At this point of the year, I am able to let students take even more control in level 2. They are starting to become more confident in their abilities, and they know what I expect of them when we complete activities. Now, it is time for them to take the reins! Some of my favorite technology tools that I use to help support and navigate students can also be used for them to discuss their own learning.
One of my favorite tools for interpretive listening is EdPuzzle. In EdPuzzle, the teacher adds their own video or a video from YouTube to the platform. Then the teacher inserts questions or notes about the video. As students are listening to the video, the video stops and EdPuzzle asks the question. If it is a multiple choice question, they can receive direct feedback. With open-ended questions, the teacher can go back and add the feedback. This platform is perfect for novices. The teacher can provide support via notes and can draw attention to the specific area where the question is located. In addition, the student can replay the section that as many times as they like. This helps differentiate the video for each student.
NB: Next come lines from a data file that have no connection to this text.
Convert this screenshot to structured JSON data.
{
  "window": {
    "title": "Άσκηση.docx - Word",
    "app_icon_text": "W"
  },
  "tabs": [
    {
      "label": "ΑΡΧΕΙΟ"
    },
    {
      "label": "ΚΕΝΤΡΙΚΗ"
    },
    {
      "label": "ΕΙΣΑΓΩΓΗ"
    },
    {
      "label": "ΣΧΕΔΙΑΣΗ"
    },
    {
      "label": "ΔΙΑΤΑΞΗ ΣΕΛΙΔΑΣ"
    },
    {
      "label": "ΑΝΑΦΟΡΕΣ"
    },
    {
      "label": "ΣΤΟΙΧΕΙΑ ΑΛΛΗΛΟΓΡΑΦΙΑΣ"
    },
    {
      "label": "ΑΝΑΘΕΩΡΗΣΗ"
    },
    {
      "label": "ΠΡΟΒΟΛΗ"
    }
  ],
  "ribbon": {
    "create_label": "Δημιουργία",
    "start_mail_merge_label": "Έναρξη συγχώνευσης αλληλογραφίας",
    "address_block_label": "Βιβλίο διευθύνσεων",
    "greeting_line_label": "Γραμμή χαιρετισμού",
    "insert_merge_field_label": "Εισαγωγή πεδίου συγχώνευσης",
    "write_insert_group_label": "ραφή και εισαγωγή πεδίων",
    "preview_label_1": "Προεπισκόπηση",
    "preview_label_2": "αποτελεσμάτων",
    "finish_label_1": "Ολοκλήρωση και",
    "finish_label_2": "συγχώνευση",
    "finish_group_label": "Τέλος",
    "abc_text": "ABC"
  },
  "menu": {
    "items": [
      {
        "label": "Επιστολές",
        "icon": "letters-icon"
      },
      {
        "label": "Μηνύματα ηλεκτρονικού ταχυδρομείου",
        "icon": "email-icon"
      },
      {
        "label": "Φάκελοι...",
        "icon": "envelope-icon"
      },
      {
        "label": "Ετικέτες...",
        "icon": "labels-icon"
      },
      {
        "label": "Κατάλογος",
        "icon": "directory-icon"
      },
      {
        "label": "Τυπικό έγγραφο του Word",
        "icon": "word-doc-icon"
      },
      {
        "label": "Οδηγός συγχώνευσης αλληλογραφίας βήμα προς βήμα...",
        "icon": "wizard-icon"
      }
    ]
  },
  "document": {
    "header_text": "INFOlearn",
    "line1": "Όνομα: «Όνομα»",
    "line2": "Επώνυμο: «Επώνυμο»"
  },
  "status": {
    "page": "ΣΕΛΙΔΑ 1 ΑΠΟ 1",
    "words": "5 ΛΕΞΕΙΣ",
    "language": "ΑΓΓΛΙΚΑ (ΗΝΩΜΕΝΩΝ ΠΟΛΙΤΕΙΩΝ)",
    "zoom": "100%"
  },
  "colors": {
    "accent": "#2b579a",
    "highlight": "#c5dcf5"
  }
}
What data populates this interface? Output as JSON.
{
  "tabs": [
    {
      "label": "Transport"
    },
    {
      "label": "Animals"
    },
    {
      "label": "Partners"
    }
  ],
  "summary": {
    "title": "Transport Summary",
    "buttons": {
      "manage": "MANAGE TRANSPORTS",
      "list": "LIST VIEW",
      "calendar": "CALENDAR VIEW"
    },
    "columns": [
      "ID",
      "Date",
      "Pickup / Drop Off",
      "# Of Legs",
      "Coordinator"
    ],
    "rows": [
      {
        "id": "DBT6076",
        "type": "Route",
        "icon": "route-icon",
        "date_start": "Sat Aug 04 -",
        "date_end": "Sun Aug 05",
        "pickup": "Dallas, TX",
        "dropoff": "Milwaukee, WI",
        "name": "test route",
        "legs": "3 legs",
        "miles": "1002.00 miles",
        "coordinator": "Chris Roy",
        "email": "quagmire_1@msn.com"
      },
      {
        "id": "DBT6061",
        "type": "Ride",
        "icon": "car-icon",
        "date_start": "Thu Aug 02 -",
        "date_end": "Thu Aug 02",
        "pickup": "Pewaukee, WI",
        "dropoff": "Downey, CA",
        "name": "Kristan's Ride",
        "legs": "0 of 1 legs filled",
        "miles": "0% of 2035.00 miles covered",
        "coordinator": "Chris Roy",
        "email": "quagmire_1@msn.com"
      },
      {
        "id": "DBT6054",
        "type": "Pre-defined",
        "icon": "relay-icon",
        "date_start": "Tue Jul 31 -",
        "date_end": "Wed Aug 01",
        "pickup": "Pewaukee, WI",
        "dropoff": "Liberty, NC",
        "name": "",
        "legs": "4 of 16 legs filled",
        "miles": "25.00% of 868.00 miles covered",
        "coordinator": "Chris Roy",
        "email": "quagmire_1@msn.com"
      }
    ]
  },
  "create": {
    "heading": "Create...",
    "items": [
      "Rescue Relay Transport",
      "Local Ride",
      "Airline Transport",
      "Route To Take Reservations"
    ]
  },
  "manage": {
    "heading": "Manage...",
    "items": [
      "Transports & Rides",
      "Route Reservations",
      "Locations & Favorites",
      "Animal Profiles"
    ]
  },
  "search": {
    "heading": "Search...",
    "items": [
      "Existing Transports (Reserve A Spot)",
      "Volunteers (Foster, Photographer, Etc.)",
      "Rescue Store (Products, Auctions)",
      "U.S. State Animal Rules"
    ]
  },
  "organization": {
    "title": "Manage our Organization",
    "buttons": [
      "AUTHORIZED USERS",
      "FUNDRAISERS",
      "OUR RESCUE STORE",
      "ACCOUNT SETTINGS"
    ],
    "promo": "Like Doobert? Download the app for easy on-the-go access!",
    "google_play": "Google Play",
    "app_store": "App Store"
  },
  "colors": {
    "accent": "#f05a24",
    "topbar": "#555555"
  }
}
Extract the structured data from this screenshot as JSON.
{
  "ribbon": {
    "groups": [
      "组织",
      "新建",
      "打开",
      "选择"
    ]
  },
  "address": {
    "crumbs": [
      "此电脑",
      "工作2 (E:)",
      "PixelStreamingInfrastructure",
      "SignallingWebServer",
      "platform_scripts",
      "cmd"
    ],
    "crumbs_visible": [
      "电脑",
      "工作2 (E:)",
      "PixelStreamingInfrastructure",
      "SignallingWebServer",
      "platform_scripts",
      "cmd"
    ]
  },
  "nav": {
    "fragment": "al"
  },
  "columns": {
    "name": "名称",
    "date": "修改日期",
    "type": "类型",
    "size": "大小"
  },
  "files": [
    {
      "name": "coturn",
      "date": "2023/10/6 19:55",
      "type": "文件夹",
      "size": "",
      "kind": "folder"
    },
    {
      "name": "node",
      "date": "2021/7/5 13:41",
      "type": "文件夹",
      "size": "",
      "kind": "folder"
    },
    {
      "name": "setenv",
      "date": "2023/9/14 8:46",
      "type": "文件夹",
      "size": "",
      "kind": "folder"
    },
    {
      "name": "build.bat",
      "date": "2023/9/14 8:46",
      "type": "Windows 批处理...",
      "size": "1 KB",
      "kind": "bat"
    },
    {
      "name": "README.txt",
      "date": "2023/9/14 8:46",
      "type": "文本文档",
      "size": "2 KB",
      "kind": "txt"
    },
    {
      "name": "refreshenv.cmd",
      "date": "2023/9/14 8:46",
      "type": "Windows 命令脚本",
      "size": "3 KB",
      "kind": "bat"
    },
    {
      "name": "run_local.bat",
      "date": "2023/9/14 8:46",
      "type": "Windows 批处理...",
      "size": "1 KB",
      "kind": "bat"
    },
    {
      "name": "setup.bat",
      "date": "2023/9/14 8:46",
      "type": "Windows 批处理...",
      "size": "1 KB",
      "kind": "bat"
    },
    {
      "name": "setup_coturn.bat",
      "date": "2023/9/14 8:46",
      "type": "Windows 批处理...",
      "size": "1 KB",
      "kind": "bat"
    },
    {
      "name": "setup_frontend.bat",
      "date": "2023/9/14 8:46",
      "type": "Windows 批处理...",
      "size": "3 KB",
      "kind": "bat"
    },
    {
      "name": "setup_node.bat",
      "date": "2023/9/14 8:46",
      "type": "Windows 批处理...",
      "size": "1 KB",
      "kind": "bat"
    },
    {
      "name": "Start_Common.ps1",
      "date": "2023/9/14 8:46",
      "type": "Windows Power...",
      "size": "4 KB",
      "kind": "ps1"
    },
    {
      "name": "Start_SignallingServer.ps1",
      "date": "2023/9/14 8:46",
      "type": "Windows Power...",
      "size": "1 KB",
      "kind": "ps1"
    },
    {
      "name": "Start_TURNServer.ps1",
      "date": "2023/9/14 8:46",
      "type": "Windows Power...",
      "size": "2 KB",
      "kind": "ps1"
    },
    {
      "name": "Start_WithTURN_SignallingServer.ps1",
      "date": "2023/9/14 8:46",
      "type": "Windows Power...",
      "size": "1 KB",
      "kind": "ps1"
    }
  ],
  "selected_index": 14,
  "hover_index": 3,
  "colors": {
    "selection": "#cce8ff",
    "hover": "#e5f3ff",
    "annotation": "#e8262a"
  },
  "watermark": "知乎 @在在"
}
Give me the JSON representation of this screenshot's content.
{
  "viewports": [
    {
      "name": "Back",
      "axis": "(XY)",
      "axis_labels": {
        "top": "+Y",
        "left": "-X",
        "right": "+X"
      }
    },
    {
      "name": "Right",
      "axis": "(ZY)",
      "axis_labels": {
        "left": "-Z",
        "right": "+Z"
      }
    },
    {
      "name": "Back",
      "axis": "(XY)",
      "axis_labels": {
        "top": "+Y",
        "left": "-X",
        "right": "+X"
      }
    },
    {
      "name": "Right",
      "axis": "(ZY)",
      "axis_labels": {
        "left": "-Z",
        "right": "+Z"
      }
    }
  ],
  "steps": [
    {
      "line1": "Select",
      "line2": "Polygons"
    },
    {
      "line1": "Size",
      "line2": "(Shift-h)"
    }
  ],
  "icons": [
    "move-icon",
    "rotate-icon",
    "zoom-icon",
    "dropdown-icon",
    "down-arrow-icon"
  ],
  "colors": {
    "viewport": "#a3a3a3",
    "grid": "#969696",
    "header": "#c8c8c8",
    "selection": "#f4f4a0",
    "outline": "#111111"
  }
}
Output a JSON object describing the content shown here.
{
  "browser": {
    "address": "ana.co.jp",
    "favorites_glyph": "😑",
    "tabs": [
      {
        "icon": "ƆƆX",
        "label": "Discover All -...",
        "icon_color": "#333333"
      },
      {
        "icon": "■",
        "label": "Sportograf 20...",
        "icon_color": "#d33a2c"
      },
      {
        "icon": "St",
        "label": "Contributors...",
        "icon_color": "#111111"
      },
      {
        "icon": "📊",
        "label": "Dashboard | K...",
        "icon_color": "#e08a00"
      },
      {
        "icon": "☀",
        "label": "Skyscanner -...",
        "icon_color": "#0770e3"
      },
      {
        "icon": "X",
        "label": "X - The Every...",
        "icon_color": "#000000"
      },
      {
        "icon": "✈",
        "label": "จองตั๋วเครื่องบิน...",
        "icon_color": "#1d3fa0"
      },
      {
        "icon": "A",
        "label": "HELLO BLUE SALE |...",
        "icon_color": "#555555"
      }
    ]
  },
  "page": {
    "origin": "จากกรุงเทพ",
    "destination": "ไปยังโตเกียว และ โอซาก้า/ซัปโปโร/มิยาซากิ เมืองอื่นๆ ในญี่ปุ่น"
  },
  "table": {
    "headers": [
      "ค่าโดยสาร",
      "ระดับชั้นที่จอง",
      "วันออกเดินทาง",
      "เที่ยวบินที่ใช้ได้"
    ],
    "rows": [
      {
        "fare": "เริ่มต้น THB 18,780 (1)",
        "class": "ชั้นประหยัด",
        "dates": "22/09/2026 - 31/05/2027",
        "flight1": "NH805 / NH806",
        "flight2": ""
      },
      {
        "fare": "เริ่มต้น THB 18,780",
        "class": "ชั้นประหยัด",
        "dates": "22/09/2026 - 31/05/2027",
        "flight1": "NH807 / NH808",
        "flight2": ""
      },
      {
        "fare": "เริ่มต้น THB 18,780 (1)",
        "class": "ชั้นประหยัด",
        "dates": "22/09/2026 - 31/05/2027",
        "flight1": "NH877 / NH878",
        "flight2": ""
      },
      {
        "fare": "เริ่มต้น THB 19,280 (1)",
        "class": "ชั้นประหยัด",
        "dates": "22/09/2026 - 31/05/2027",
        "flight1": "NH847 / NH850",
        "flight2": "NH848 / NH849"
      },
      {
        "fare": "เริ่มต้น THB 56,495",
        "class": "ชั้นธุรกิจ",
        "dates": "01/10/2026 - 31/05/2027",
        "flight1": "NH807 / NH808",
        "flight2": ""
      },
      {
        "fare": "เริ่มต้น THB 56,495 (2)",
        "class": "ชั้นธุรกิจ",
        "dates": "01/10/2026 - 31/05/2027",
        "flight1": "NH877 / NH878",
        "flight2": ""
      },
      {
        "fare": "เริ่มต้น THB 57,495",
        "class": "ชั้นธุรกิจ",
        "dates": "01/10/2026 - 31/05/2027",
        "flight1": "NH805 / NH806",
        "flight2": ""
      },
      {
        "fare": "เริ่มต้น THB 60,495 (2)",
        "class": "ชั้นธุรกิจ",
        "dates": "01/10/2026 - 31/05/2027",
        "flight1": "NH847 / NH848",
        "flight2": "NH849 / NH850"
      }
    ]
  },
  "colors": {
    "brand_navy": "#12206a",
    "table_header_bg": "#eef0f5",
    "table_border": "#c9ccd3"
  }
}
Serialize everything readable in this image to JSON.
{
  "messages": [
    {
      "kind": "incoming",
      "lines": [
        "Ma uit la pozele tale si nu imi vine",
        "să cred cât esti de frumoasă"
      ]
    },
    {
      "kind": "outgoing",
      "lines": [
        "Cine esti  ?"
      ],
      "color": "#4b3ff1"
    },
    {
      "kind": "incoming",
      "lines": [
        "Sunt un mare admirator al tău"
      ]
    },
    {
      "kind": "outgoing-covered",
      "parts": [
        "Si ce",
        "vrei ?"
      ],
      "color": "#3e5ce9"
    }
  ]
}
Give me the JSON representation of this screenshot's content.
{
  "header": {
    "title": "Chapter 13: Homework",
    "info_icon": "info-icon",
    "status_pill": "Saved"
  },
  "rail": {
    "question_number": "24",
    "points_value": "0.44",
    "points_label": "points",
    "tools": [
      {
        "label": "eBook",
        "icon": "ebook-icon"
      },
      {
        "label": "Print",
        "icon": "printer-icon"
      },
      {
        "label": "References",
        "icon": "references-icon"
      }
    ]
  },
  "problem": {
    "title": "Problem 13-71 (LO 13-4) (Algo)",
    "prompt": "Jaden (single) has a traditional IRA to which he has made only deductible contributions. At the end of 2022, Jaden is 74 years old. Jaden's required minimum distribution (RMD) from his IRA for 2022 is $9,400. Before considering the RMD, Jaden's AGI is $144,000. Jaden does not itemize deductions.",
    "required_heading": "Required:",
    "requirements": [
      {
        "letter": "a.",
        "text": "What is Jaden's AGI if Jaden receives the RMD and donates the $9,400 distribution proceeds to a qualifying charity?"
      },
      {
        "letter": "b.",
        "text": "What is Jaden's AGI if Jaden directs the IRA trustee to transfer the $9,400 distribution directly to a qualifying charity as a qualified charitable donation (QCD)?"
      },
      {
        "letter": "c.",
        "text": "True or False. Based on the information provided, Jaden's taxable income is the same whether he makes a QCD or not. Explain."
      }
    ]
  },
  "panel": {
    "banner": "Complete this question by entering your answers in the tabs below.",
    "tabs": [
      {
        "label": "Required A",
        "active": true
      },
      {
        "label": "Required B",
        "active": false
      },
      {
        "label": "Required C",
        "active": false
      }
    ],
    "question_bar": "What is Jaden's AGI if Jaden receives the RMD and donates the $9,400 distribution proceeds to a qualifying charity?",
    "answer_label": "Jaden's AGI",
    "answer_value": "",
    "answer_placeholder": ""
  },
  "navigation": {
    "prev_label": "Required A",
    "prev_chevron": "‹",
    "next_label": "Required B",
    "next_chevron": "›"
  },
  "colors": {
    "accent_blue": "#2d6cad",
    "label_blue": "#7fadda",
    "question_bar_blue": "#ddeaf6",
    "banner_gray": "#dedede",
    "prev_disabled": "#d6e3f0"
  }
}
However, did you know that you could assign a student project in EdPuzzle? Instead of “creating” a video, you can create a student project. To start the project, I gave students a choice of three different videos to annotate. You could try to allow students find their own video, but since it takes me a long time to find a suitable video, it would take students an extra long time to do so. You could also consider letting them choose a picture from a YouTube channel that you decide for even more choice. For example, I enjoy Paco Nadal’s travel videos. He featured a good video on a market in Colombia which would be perfect for a food unit. For more food videos, you could look at cocinemosjuntos channel. Once the students decide on their video, they can put it into their EdPuzzle project. The students put one of the videos into their project, and they can add notes, questions or audio notes. Instead of me deciding what they should know, the students told me exactly what they understood.
Many teachers use Kahoot or Quizizz to review topics in class. Both websites allow teachers to put in multiple choice questions about any topic in Spanish. You can also insert pictures or videos and ask questions about them. Another big plus for these programs is that you can find other questions or games that other teachers have made. These games both require teachers to insert the questions and really only require students to answer the multiple choice questions.
If you are a fan of the online games Kahoot or Quizizz, your class will enjoy Triventy to allow the activity to be more student-centered! With Triventy, you can create an open game, and students can log in to add multiple choice questions. When you create a game, you select “invite” students. This will produce a link that students can follow to add questions. All students can collaborate on the Triventy quiz at the same time. They can even add poll questions for the class. You still have the ability to edit the questions on your end. Once they are done, you start the new game and students join the game with a code- just like a traditional Kahoot/Quizizz game. To use this in class, you could have students read or listen to a selection. Once they have done this, students could create their own questions: key vocabulary, true or false questions about the content, purpose of the selection, audience etc. Students love seeing their own questions pop up, and I enjoy seeing their clever answers.
Finally, I also enjoy using Seesaw which is an online learning journal. As students write throughout the year, I have them add their writing to their online journal. Each week in my class, I give students a variety of topics to write about; however, they are always free to write about whatever topic they like. This helps students develop personalized vocabulary. Some of my favorite topics include: what sport would you play in the Olympics, plans for a snow day, invent a new food and describe what makes you happy. Many times when journaling, students will look up important words such as the instrument that they play to use that in their writing. Then they remember those words as well because they are important to them. Students can also personalize their Seesaw journal by adding a picture if they choose. Once they publish it to Seesaw, I approve it before it is added to their class feed. In the class feed, other students can read and comment on it, and I can comment on it as well. This can give their writing an audience. Not only can students talk about a topic that they choose in the target language, I can learn more about each student when I read it.
This point of the year is the perfect time to let students really prove what they have learned from you. It can be easy to fall into the trap of thinking that you wish you had more time to teach them a variety of topics; however, it is also easy to forget everything they have learned this year. Give students the opportunity to present and share what they understand, and I know that they will impress you.